In an online interview with Anoty Africa’s co-owner, Vhutshilo Nemutshili, he shared the wonderful quote on the right by John Maxwell speaking about leadership and the power of shared knowledge. As we follow his entrepreneurial journey, we recognise his efforts to rise above the current crisis and still come up with fresh ideas to do business. We also get to see how he leaned on other expertise to increase his knowledge during this time as well as his ability to share skills with others, even creating new jobs within the online shopping industry.
Anoty Africa is a 100% youth black-owned company founded in 2018 by Vhutshilo Nemutshili and his friend Mphofore Calvin Molaba. Nemutshili is a current participant on the Transnet Pipelines Enterprise Development Programme for Entrepreneurs with Disability (2018−2020) with its core focus to develop 10 entrepreneurs (five in Johannesburg and five in KwaZulu-Natal) through an Enterprise Development (ED) customised programme. The programme’s implementation partner, The Hope Factory, aims to assist start-up entrepreneurs that result in mobilising economic activity for unemployed black South African citizens (as deﬁned by the B-BBEE codes).
Anoty Africa is an up and coming online wholesaler offering convenient online shopping for office consumable goods, health and hygiene products, printer supply, office stationery and furniture, as well as PPE work suits. They are currently also selling specific health and hygiene products in line with the COVID-19 needs, which was an expansion of their existing service offering. Products such as hand sanitiser, home test kits, masks and more are available online through them.
Nemutshili says: ‘It became natural for us to expand on our hygiene products range during the COVID-19 pandemic to meet our clients’ demand. It was inevitable to include all the COVID-19 supplies, as the demand grew significantly.’ He adds: ‘We had to also play a role to protect and help our country’s labour forces to stay safe and win the fight against the current global nightmare.’
For many South African SMMEs, this year has been an on-going plague of unknown outcomes and losses. For many in sectors that still cannot fully function it has been a frustrating and devastating season in which we can only hang on to hope. Anoty Africa was able to rise above the crisis and create some small victories. ‘The pandemic has proven to be a test to many SMMEs. An evaluation process for SMME financial status and creativeness. Luckily Anoty Africa as both a tech-savvy entity and general supply of hygiene and office supply products was able to benefit by acquiring a new clientele,’ says Nemutshili.
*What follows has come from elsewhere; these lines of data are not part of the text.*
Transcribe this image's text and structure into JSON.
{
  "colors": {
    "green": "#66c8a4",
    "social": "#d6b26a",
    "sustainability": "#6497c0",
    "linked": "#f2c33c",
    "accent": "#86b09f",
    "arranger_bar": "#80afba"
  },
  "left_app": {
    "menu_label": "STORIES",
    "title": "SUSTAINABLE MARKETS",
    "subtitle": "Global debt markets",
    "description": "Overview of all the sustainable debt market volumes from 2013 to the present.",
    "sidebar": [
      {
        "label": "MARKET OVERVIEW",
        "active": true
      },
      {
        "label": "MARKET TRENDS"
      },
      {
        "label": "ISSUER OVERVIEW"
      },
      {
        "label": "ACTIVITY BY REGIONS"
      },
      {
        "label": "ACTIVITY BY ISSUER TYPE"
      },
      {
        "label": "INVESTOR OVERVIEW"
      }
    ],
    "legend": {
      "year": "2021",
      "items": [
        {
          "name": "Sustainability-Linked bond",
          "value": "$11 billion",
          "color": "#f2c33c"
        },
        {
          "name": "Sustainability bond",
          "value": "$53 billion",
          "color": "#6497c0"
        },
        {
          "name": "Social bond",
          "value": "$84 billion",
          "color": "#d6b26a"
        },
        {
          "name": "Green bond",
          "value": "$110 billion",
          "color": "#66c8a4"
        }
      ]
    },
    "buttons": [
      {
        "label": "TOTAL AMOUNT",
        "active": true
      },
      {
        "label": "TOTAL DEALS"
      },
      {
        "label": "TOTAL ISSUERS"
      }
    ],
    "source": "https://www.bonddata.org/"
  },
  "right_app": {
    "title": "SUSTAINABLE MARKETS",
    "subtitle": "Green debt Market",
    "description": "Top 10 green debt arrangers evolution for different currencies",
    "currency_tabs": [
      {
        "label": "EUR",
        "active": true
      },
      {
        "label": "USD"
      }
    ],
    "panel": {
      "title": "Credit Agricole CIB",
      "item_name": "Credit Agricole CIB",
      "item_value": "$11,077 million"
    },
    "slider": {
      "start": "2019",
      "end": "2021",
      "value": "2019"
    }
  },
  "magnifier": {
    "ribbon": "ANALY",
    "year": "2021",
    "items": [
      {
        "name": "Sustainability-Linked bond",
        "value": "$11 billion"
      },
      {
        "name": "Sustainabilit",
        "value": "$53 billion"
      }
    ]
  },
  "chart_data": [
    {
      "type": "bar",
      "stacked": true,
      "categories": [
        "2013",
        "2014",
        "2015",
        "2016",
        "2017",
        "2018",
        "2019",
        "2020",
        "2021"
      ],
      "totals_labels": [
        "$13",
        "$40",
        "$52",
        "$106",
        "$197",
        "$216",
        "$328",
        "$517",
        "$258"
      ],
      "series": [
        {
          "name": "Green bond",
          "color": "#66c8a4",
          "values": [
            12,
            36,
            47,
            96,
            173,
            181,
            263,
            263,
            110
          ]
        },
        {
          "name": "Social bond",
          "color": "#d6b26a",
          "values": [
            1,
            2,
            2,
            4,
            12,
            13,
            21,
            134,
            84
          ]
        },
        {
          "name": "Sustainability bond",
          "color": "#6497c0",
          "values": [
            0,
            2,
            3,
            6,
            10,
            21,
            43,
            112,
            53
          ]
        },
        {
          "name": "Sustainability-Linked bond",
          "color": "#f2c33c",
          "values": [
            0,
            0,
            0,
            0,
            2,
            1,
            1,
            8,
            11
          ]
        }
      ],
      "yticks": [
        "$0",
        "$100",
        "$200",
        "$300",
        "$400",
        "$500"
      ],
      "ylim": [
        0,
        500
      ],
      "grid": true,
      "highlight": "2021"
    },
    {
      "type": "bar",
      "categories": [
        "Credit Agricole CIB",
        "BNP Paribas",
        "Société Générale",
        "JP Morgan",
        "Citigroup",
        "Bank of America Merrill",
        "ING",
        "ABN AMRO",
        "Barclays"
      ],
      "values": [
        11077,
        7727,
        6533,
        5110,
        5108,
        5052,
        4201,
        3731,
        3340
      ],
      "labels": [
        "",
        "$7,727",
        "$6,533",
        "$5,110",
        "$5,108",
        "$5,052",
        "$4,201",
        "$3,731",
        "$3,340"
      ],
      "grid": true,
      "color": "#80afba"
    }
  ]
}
We asked Nemutshili to share a little about his experience on the current ED programme through Transnet. ‘The Transnet programme has proven to be beneficial both to my company’s growth and personal growth … So far it has taught me different ways to become a successful entrepreneur including reliability, having integrity, nurturing my leadership skills and ensuring that I’m a law-abiding entrepreneur,’ says Nemutshili. Since being on the programme, Anoty Africa has become a registered entity that complies with professional bodies such as SARS, COIDA and CIPC, as well as with the B-BBEE codes.
Anoty Africa has managed to see a positive impact during the past few months. This includes a turnover of over R200 000 for April despite the lockdown, which is a great increase on monthly turnover since 2019. They have also recently acquired a new clientele and business for e-procurement systems and also have been able to create four new jobs.
Kenlin Stride, programme manager of The Hope Factory and Transnet’s Enterprise Development programme, says: ‘Corporate-funded programmes such as these are critical to the rejuvenation of our economy in its current state. With the devastating and long-lasting effect of the COVID-19 pandemic, it is clear now more than ever that SMMEs will be vital in the re-stimulation of the South African economy. We need these SMMEs to be supported and succeed to allow for sustainable employment for the youth and our long-term well-being as a nation. Transnet Pipelines SOC recognises this need and is one of those pioneers that is leading the pack in ploughing back into the development of SMMEs and more especially shining a light on black-owned businesses, and particularly entrepreneurs living with disabilities.’
About providing opportunities to uplift each other during this time, Nemutshili said: ‘We were able to provide other small business with opportunities to share in Anoty profits and client services. We have outsourced most of our products to uplift other small business. Thus we create a chain of partners that help each other to grow.’
He concluded by advising fellow small businesses to encourage joint partnerships or sharing of knowledge to create powerful opportunities.
AUTHOR │ Kelly Sin Hidge, The Hope Factory